Task description:
This task calls for copying every line of the records that includes the word "icon".

Extracted records:
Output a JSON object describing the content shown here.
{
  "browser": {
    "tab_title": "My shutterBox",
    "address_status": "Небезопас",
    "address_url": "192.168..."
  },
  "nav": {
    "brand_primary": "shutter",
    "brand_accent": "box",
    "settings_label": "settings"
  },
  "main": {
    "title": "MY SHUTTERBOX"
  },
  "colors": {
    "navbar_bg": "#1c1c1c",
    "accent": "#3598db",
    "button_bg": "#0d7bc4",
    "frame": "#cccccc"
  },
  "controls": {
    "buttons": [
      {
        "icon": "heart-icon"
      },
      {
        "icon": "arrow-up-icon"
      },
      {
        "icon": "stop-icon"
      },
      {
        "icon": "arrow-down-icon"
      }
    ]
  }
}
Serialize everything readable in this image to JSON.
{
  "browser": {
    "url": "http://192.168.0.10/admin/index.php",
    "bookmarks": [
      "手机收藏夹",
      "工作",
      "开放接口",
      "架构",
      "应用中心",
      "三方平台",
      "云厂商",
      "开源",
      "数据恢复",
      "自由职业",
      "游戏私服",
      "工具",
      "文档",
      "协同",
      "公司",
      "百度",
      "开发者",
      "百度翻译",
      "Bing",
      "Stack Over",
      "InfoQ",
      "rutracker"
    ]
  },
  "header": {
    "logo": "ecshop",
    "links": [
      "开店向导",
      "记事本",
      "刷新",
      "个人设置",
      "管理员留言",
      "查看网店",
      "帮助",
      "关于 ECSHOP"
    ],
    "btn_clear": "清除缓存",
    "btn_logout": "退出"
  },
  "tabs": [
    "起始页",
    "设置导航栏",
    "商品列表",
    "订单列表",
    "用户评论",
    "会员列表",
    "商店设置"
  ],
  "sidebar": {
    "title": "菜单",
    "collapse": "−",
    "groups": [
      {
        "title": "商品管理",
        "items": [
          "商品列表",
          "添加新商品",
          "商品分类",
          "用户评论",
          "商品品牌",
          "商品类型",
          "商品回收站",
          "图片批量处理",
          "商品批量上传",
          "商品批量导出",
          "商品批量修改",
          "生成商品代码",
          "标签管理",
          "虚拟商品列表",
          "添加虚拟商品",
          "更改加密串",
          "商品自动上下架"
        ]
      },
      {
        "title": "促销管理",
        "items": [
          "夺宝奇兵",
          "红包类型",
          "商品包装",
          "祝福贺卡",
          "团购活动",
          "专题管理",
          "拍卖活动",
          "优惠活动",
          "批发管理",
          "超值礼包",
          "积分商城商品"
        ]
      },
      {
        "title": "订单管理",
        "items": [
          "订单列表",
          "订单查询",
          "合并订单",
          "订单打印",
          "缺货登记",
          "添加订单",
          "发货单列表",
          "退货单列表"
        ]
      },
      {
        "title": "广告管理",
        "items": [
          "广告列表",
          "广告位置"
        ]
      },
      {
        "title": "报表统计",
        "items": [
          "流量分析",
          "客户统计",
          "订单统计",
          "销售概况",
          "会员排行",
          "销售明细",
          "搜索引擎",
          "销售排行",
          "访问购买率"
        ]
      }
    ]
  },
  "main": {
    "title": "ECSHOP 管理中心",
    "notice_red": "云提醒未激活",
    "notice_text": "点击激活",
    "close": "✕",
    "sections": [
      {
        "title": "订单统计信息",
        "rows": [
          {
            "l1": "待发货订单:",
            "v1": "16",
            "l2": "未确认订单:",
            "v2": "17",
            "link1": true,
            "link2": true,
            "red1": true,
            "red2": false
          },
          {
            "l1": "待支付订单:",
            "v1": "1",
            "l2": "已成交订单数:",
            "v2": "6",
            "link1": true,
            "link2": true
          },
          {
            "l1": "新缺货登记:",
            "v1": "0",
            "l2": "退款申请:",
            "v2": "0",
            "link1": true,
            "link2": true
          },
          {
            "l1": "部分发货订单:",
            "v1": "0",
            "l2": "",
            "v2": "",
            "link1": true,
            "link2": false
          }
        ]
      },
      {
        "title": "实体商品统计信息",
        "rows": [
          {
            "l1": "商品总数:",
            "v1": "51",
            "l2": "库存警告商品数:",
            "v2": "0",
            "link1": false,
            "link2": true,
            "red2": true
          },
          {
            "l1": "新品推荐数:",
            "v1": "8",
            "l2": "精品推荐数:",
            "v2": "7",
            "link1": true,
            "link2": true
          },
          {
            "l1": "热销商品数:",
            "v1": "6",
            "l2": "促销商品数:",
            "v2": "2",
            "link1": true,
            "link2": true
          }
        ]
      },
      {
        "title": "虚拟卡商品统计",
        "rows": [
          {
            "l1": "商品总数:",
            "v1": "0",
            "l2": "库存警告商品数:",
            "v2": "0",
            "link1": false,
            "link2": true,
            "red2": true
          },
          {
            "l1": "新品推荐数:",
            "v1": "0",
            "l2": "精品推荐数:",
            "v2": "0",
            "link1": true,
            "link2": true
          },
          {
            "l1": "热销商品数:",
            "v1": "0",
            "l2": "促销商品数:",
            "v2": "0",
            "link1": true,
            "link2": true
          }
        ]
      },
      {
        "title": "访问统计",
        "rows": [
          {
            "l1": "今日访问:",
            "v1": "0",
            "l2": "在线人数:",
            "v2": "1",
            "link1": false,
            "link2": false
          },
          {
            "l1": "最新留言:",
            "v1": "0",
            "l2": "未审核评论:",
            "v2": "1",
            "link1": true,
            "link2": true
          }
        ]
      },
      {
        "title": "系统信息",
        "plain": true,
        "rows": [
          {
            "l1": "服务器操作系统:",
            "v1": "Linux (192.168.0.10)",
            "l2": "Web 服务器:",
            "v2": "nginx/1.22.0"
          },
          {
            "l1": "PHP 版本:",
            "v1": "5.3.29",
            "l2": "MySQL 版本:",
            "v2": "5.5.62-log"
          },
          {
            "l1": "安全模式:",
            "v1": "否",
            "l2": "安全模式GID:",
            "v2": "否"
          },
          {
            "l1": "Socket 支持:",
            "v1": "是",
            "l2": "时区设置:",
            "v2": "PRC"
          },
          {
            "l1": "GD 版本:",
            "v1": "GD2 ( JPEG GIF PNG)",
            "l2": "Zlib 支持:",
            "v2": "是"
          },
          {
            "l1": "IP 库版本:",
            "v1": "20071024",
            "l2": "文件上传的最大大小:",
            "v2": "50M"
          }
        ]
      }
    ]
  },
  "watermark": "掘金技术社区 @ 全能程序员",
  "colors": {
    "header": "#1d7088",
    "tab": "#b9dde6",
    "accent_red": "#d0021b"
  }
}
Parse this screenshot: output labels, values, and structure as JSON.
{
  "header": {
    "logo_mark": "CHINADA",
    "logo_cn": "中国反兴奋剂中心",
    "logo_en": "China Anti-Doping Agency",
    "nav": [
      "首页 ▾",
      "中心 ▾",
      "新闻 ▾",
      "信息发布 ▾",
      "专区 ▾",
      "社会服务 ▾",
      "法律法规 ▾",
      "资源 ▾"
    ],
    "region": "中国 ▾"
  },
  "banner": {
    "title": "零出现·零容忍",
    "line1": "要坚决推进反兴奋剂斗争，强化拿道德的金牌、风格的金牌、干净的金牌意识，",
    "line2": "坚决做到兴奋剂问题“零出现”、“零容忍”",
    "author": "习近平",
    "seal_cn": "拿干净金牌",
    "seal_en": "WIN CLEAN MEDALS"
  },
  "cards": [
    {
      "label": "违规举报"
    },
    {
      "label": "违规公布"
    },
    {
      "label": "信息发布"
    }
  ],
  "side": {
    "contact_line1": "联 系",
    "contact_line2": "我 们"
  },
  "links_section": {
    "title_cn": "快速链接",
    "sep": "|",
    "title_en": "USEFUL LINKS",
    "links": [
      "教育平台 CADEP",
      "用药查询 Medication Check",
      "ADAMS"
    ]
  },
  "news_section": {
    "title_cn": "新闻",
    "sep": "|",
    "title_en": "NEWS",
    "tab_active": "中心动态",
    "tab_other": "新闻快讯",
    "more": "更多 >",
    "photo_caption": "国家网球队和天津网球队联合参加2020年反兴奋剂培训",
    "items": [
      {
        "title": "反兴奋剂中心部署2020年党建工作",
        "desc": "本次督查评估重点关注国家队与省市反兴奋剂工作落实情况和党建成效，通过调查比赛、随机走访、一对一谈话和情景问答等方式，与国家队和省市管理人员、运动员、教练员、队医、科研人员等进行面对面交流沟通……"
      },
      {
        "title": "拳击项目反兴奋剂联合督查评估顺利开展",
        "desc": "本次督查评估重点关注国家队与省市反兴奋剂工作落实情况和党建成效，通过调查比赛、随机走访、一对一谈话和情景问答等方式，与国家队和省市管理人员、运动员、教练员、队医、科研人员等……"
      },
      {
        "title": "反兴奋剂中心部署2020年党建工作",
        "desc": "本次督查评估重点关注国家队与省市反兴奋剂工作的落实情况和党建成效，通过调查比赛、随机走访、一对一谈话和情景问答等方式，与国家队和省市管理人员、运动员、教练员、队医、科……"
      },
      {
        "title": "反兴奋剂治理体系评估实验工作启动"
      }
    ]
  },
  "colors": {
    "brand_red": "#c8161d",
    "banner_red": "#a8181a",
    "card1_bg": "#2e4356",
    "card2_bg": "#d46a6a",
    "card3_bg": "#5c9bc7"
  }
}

Answer to this task:
        "icon": "heart-icon"
        "icon": "arrow-up-icon"
        "icon": "stop-icon"
        "icon": "arrow-down-icon"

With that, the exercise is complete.